■ **Problem to solve**:
When a line below contains the string "screenshot", show that line.

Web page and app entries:
────────────────────────────────────────

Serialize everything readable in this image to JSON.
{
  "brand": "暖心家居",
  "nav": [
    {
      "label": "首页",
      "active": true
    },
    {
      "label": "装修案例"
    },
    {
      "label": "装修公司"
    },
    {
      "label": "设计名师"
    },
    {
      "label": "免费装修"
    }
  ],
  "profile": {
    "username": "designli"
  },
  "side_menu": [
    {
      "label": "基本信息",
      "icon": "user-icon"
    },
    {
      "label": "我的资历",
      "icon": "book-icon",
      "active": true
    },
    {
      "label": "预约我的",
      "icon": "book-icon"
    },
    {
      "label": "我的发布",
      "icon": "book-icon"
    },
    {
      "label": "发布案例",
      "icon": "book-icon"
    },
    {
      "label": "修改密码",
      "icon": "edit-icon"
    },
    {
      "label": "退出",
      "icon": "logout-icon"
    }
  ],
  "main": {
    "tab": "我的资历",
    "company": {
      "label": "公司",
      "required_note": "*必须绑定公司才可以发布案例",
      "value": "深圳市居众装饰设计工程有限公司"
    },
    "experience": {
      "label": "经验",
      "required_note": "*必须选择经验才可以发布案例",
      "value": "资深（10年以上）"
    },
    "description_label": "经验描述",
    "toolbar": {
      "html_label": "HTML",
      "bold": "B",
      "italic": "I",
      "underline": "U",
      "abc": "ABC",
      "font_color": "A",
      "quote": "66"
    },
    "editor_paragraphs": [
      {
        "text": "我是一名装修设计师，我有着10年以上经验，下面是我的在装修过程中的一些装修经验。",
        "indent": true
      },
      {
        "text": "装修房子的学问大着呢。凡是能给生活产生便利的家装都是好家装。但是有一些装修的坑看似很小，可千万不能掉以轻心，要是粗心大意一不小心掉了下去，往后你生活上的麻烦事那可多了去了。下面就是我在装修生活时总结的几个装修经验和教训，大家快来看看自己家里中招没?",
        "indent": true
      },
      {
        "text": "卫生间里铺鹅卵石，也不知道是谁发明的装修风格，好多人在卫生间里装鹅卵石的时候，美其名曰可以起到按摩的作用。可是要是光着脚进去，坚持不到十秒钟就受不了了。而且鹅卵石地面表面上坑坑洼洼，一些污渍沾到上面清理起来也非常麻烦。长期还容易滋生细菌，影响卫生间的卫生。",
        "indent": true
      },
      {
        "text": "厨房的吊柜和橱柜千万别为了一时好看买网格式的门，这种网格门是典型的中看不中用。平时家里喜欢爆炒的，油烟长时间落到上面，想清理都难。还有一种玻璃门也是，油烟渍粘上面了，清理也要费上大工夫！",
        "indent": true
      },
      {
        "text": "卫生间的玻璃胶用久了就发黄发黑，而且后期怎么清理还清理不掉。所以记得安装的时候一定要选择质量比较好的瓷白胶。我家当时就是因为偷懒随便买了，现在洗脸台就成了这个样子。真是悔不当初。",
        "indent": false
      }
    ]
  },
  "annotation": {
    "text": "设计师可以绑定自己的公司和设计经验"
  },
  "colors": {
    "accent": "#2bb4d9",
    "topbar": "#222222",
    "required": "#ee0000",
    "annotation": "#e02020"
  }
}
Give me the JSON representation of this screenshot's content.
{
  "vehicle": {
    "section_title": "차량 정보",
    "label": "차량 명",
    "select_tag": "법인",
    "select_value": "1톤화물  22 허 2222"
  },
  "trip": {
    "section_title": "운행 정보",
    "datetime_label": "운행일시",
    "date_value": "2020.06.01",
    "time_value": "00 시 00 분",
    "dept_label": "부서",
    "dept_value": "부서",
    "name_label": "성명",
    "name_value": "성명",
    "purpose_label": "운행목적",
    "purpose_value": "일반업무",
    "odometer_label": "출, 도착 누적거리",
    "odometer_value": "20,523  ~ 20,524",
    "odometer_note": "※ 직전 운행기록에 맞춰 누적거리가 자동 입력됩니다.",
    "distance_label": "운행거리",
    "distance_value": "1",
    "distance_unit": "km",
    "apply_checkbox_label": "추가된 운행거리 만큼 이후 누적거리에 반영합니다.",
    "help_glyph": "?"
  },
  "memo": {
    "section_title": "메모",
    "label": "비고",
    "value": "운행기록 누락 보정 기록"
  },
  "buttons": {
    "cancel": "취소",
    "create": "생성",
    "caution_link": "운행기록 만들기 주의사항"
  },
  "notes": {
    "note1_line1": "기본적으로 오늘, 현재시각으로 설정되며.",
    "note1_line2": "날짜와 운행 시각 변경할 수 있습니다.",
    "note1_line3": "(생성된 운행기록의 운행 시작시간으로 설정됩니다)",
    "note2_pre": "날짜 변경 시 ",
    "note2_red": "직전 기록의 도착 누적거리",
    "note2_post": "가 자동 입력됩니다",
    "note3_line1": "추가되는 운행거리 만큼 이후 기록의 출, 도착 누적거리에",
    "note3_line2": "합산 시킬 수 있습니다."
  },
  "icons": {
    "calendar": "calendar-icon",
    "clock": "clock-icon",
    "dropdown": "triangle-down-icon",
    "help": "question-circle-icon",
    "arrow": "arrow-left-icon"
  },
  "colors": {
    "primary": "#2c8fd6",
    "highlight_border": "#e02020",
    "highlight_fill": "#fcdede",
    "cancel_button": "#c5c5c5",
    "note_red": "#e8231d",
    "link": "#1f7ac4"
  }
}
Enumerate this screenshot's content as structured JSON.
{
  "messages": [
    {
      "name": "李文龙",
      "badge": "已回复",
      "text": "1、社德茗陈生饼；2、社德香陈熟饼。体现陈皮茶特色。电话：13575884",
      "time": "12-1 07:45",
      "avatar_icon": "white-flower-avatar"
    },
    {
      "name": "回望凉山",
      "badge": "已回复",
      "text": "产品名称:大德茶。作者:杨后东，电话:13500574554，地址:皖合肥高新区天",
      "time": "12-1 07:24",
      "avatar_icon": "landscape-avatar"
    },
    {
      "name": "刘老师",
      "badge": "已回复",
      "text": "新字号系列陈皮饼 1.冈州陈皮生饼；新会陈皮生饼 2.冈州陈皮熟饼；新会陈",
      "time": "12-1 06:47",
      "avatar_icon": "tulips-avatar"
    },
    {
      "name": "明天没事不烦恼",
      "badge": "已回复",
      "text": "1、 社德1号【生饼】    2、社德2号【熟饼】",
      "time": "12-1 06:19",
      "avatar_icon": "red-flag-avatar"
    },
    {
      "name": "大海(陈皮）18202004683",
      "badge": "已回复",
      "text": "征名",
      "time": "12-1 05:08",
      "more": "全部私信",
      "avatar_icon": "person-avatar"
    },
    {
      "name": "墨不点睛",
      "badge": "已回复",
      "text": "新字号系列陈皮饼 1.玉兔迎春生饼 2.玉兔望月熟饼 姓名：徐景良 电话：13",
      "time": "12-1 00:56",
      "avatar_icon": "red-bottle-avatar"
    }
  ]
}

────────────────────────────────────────

■ **Result**:
Give me the JSON representation of this screenshot's content.
Enumerate this screenshot's content as structured JSON.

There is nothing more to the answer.